Bloomberg, Houston Chronicle 07/16/2014   Facebook iconTwitter iconLinkedIn Icon
Read Article: Houston Chronicle    

Feds, Widows Agree to Settle Mine Fire Lawsuit
spacer image
The U.S. Mine Safety and Health Administration has agreed to pay $1 million to settle a lawsuit over the deaths of two miners in a 2006 fire at an underground coal mine in West Virginia, according to court documents. Under the proposed settlement, MSHA also agreed to develop a training course at the National Mine Safety and Health Academy in Raleigh County on preventing fires at underground coal and non-metal mines. The agency did not admit any liability.
Associated Press, Charleston Daily Mail 07/16/2014   Facebook iconTwitter iconLinkedIn Icon
Read Article: Charleston Daily Mail    

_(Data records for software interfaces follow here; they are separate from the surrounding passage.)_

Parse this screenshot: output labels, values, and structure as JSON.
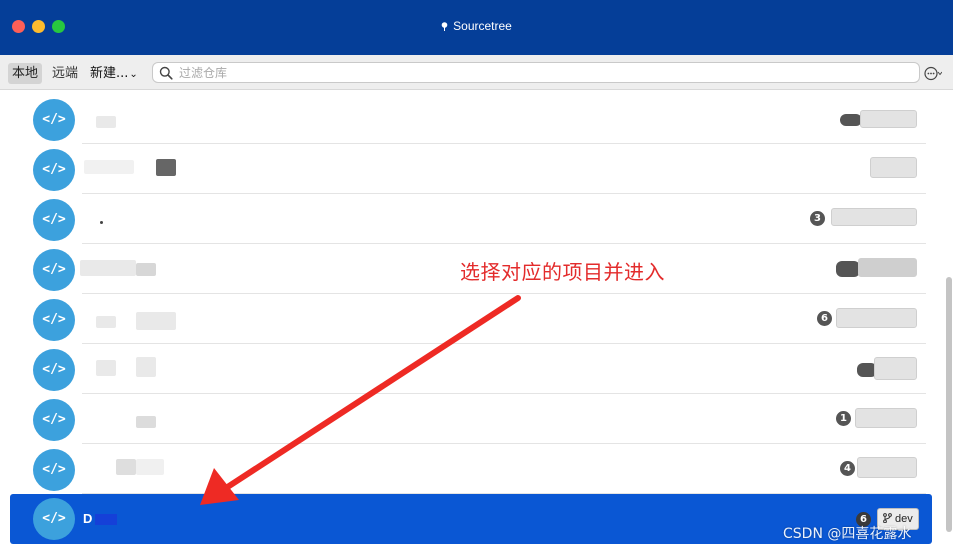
{
  "window": {
    "title": "Sourcetree"
  },
  "toolbar": {
    "local_tab": "本地",
    "remote_tab": "远端",
    "new_menu": "新建...",
    "search_placeholder": "过滤仓库"
  },
  "repo_icon_glyph": "</>",
  "rows": [
    {
      "badge": ""
    },
    {
      "badge": ""
    },
    {
      "badge": "3"
    },
    {
      "badge": ""
    },
    {
      "badge": "6"
    },
    {
      "badge": ""
    },
    {
      "badge": "1"
    },
    {
      "badge": "4"
    }
  ],
  "selected_row": {
    "name": "D",
    "badge": "6",
    "branch": "dev"
  },
  "annotation": {
    "text": "选择对应的项目并进入",
    "color": "#e32b2b"
  },
  "watermark": "CSDN @四喜花露水",
  "colors": {
    "titlebar": "#053e98",
    "selection": "#0a57d4",
    "avatar": "#3ca1dd"
  }
}
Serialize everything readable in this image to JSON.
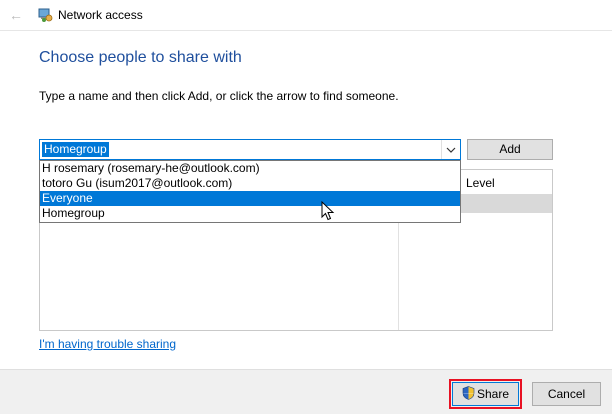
{
  "window": {
    "title": "Network access",
    "back_icon": "back-arrow-icon",
    "app_icon": "network-share-icon"
  },
  "heading": "Choose people to share with",
  "instructions": "Type a name and then click Add, or click the arrow to find someone.",
  "combo": {
    "value": "Homegroup",
    "arrow_icon": "chevron-down-icon"
  },
  "add_button": "Add",
  "dropdown_options": [
    "H rosemary (rosemary-he@outlook.com)",
    "totoro Gu (isum2017@outlook.com)",
    "Everyone",
    "Homegroup"
  ],
  "highlighted_option": "Everyone",
  "table": {
    "level_header": "Level"
  },
  "trouble_link": "I'm having trouble sharing",
  "share_button": {
    "label": "Share",
    "icon": "uac-shield-icon"
  },
  "cancel_button": "Cancel",
  "colors": {
    "accent": "#0078d7",
    "heading": "#1f4f9d",
    "highlight_box": "#e81123"
  }
}
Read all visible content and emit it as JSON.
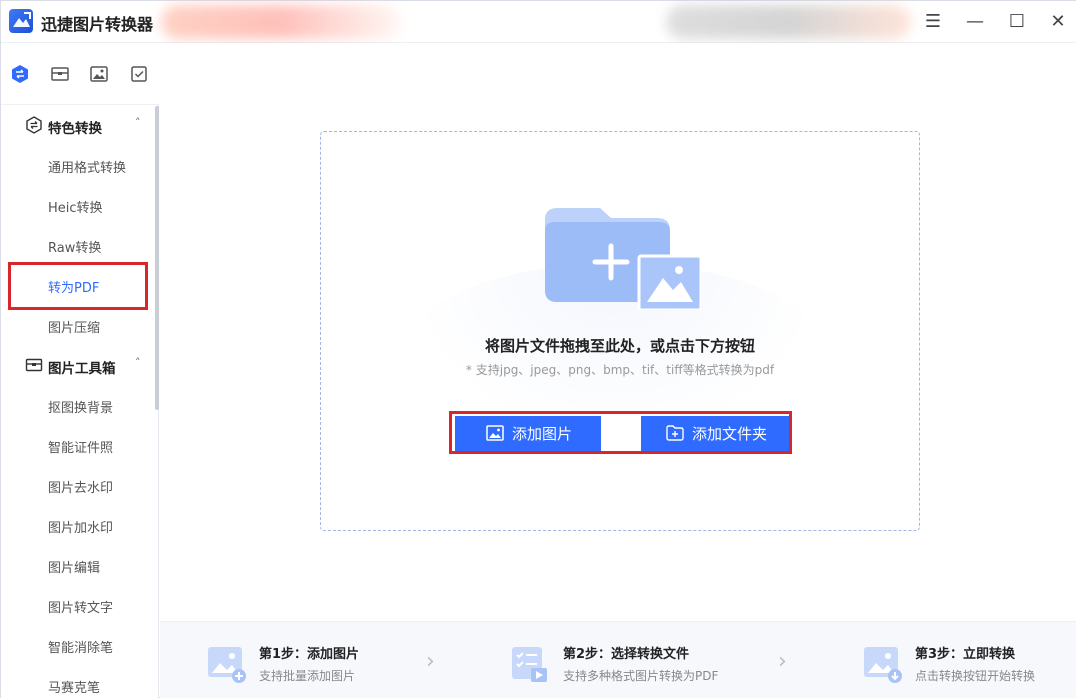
{
  "app": {
    "title": "迅捷图片转换器",
    "accent": "#2f6bff",
    "highlight": "#d9262b"
  },
  "window_controls": {
    "menu": "☰",
    "minimize": "—",
    "maximize": "☐",
    "close": "✕"
  },
  "sidebar": {
    "tabs": [
      "convert-icon",
      "toolbox-icon",
      "image-edit-icon",
      "check-icon"
    ],
    "groups": [
      {
        "label": "特色转换",
        "caret": "˄",
        "items": [
          "通用格式转换",
          "Heic转换",
          "Raw转换",
          "转为PDF",
          "图片压缩"
        ]
      },
      {
        "label": "图片工具箱",
        "caret": "˄",
        "items": [
          "抠图换背景",
          "智能证件照",
          "图片去水印",
          "图片加水印",
          "图片编辑",
          "图片转文字",
          "智能消除笔",
          "马赛克笔"
        ]
      }
    ],
    "active_item": "转为PDF"
  },
  "dropzone": {
    "title": "将图片文件拖拽至此处，或点击下方按钮",
    "subtitle": "* 支持jpg、jpeg、png、bmp、tif、tiff等格式转换为pdf",
    "add_image_button": "添加图片",
    "add_folder_button": "添加文件夹"
  },
  "steps": [
    {
      "title": "第1步：添加图片",
      "desc": "支持批量添加图片"
    },
    {
      "title": "第2步：选择转换文件",
      "desc": "支持多种格式图片转换为PDF"
    },
    {
      "title": "第3步：立即转换",
      "desc": "点击转换按钮开始转换"
    }
  ],
  "step_arrow": "›"
}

Bouncy Houses Are So Fun and So Dangerous
spacer image
As of 2011, only 19 states regulated inflatable devices, according to the Insurance Journal. Even states that do regulate say it's hard to keep track of rogue operators who fail to register their businesses. Bouncy houses are readily available for purchase online, and it doesn't take much to buy one and set up a weekend rental business. An analysis by the Houston Chronicle last year found that of 170 businesses that advertised bouncy house rentals in the Houston area, only 30 were licensed by the state, which requires a safety inspection and proof of insurance.
Karen Aho, Bloomberg 07/16/2014   Facebook iconTwitter iconLinkedIn Icon
Read Article: Bloomberg    

Documents Show General Motors Kept Silent on Fatal Crashes
spacer image
Documents provide details for the first time on the issue at the heart of a criminal investigation by the Justice Department: whether G.M., in its interaction with safety regulators, obscured a deadly defect that would also injure perhaps hundreds of people. The company repeatedly found a way not to answer the simple question from regulators of what led to a crash. In at least three cases of fatal crashes. The responses are found in documents known as "death inquiries," which The Times obtained through the Freedom of Information Act. In those inquiries, regulators ask automakers to explain the circumstances surrounding a crash to help identify potential defects in cars.
REBECCA R. RUIZ and DANIELLE IVORY, The New York Times 07/16/2014   Facebook iconTwitter iconLinkedIn Icon
Read Article: The New York Times    

BMW to Recall 1.6M Cars
spacer image
BMW said on Wednesday it is recalling about 1.6 million cars worldwide to replace passenger-side front airbags made by Takata Corp 7312.T because the inflators could break apart during deployment and injure passengers. The recall affects 3-Series vehicles produced between May 1999 and August 2006.
Reuters, Reuters 07/16/2014   Facebook iconTwitter iconLinkedIn Icon
Read Article: Reuters    

A Spoonful of Medicine May Put Children at Risk
spacer image
Each year, about 10,000 people contact poison centers in the United States, afraid that they gave too strong a dose of medicine or were confused by measurement directions, according to the American Association of Poison Control Centers. Now many professional associations have begun recommending that a uniform unit be adopted for liquid medicines: the milliliter. The guideline comes despite long-held fears that Americans are loath to try anything metric.
JAN HOFFMAN , The New York Times 07/16/2014   Facebook iconTwitter iconLinkedIn Icon
Read Article: The New York Times    

Like TTLA on Facebook Follow TTLA on Twitter